Two of the swissQprint flatbed models—Impala 3 and Nyala 3—as well as the roll-to-roll printer Karibu run the new neon pink and neon yellow inks. The ink channels are retrofit-able so existing customers can upgrade at any time.
Since apparel is a hot area for neons, digital textile printers are specifically suited to handle materials for performance and activewear segments.
Celine Tezartes Strauss, director of consumables and specialty systems, Kornit, says people want design variety and the ability to print multiple application types using one system. They want photorealism and semi-transparencies, and to prevent dye migration. Kornit’s Poly Pro system meets these needs.
“Traditionally, there are not many options for printing to polyester; dye-sub, screenprint, and heat transfer require multiple steps. Dye-sub handles more complicated designs on white polyester, but Kornit’s Poly Pro system can do all of this and more, including semi-transparencies and complex photorealistic designs,” offers Tezartes Strauss.

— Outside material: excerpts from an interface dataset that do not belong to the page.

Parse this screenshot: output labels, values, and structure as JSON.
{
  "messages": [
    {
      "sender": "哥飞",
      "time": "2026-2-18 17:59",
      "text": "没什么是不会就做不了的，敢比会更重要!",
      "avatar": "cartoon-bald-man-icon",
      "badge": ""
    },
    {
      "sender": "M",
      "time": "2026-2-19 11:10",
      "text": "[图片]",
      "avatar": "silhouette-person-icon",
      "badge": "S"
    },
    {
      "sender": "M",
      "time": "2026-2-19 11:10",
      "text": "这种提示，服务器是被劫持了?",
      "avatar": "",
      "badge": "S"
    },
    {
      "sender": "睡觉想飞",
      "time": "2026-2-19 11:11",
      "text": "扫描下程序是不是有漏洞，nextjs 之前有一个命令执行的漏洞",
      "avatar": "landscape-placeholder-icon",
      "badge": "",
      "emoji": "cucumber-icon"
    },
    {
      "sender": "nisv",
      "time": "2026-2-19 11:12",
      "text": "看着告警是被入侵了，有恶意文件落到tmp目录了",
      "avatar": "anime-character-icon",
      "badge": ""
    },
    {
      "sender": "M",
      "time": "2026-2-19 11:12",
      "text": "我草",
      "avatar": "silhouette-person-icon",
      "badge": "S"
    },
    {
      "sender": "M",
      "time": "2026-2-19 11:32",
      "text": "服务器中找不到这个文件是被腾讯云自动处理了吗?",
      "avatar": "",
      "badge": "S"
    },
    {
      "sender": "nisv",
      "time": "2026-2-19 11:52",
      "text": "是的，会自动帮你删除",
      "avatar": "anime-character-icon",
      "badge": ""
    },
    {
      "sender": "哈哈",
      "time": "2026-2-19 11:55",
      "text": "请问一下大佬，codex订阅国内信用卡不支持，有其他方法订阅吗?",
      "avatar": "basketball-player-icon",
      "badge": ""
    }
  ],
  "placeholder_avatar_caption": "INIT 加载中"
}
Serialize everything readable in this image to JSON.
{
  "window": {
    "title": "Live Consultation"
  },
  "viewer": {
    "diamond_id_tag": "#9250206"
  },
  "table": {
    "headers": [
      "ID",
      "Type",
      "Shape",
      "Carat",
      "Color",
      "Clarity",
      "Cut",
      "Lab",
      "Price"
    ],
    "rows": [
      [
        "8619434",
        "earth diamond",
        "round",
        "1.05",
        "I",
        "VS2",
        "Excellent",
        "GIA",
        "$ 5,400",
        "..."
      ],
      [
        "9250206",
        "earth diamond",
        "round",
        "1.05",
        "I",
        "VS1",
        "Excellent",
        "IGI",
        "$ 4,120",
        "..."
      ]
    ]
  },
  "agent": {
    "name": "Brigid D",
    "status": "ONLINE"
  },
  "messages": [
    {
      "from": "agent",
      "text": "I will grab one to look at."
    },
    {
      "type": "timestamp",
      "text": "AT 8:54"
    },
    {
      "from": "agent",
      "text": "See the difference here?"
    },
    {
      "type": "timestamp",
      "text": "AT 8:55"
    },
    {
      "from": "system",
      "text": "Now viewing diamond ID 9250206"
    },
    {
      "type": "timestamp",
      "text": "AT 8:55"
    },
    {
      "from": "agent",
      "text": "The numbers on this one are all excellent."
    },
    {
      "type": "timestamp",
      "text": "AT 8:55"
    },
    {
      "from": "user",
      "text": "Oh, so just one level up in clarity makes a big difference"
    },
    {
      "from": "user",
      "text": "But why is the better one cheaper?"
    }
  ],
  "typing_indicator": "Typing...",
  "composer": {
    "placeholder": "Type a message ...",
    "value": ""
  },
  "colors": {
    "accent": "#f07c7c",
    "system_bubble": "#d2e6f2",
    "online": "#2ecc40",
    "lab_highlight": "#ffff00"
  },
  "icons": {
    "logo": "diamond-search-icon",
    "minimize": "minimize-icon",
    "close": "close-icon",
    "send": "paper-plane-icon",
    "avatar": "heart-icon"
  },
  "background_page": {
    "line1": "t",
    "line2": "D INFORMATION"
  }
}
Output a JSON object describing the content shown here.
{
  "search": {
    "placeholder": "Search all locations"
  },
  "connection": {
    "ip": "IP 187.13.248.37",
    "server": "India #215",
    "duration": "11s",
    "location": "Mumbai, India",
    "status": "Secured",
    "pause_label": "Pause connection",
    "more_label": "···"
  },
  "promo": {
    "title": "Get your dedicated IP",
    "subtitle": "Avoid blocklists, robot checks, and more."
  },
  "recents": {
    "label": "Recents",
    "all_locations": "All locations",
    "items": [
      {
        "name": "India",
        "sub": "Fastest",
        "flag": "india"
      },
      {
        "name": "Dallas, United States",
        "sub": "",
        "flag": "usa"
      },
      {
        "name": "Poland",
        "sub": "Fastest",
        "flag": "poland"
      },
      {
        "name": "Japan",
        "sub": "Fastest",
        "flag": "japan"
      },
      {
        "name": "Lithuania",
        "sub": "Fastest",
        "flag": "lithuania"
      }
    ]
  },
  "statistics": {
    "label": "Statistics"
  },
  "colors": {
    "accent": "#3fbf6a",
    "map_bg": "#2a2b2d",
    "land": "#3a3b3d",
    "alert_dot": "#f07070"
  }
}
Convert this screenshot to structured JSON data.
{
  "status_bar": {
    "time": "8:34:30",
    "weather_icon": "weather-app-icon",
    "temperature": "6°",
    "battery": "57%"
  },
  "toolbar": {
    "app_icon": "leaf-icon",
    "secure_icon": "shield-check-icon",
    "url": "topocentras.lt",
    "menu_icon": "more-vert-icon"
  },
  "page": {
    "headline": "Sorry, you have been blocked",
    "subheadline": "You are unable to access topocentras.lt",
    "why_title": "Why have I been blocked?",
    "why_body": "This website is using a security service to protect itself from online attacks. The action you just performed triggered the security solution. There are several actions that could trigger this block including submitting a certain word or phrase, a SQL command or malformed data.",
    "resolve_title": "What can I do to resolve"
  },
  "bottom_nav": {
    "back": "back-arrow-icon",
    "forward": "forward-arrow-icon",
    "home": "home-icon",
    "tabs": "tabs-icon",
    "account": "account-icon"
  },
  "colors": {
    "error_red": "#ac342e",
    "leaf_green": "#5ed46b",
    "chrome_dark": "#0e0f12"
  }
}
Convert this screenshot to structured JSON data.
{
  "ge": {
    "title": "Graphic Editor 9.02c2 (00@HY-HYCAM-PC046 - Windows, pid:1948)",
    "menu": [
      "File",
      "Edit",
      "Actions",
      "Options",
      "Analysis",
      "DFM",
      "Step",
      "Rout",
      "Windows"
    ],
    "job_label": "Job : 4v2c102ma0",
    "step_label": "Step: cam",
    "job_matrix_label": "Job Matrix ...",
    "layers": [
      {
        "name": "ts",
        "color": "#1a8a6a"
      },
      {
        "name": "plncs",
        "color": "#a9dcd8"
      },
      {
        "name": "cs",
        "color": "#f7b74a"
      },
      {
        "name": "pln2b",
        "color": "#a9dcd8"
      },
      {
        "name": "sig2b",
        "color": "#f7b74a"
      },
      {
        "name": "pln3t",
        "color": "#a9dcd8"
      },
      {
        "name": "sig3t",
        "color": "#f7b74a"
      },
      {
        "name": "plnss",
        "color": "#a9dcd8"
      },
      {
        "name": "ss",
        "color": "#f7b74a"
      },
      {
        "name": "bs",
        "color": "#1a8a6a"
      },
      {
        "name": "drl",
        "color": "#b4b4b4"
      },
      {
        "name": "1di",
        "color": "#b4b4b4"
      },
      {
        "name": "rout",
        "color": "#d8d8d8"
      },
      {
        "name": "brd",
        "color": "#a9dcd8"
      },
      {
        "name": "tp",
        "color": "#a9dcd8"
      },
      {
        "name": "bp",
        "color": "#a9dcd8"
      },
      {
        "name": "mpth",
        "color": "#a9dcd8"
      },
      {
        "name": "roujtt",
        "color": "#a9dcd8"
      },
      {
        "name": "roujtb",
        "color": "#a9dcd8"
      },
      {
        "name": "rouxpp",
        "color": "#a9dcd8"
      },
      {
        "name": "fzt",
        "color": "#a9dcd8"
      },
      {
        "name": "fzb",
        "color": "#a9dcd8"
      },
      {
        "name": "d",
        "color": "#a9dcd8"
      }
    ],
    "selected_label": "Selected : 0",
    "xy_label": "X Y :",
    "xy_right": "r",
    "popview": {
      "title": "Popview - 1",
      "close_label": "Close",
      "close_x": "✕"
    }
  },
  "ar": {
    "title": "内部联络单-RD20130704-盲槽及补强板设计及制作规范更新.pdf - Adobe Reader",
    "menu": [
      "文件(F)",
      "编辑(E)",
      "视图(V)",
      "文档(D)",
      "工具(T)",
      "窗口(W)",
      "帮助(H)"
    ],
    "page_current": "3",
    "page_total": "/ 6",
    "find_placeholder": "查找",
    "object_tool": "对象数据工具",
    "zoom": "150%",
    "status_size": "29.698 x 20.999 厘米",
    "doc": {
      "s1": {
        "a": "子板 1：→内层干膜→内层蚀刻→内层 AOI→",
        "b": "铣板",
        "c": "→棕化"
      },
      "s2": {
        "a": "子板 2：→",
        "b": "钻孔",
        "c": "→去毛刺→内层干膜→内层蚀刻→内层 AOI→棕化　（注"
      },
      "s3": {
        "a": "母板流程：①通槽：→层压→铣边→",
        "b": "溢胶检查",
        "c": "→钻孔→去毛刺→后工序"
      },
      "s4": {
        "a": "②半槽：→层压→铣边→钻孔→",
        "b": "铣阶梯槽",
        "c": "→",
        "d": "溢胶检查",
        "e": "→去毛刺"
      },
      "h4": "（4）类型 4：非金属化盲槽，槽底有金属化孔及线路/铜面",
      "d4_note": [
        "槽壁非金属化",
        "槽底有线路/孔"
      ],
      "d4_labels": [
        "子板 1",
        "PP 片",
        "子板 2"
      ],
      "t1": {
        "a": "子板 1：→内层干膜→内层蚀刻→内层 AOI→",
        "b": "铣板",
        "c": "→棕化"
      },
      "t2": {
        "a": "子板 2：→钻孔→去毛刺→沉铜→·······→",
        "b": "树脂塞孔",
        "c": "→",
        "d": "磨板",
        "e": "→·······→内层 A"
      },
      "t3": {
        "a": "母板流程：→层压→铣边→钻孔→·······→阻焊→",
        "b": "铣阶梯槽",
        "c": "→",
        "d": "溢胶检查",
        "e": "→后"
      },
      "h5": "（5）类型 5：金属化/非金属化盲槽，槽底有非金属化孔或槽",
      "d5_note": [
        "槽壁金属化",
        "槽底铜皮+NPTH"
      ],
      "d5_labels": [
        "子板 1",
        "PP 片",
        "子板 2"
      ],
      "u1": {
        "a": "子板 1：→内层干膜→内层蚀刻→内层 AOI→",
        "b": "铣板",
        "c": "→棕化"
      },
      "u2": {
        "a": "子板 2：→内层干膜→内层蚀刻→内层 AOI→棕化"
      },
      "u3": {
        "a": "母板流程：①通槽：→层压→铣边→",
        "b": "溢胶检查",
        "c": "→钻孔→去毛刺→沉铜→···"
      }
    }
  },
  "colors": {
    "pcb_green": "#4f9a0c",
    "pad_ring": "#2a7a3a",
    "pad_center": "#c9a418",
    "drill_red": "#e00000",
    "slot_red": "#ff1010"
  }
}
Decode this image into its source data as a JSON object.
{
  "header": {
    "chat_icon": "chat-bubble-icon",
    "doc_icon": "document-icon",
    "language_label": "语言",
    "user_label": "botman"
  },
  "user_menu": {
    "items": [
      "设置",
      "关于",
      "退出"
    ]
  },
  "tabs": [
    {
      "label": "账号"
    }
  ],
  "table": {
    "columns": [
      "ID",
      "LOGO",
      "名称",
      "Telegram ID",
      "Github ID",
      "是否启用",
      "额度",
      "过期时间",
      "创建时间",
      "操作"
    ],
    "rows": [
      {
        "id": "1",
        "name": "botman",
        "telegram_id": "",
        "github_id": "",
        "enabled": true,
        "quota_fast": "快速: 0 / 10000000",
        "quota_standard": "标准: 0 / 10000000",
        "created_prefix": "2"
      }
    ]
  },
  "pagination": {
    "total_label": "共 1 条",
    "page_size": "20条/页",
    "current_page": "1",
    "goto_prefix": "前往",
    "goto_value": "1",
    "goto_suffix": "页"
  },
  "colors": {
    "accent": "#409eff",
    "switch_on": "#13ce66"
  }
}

Dave Conrad, partner business manager, HP Inc., points out that many of the features that this segment of the dye-sub market find most important are also shared with other segments such as home décor, fashion, and soft signage. “One of the major complaints of the printer operators is waste. Based on feedback from printer operators in this segment, about 25 percent or more of their waste is associated with the printing process,” he explains.
The main causes of waste in the printing process related to the printer include cockling, banding, and dropped nozzles. HP developed the STITCH dye-sub printer specifically to address these issues.
For signage, a UV machine that can run neon inks offer endless possibilities. Kyritsi says this could be a one-shot or a whole campaign, which may include rigid boards or roll stock—sales posters, point of sale displays, event signage, trade fair booth elements, or stretch frames.
Glow for It
Wide format printer manufacturers continue to meet demands for neon and fluorescent inks. Whether you want to add pop to a display or graphic or support safety or fashion trends in apparel, there is a bright solution out there.
Jul2021, Digital Output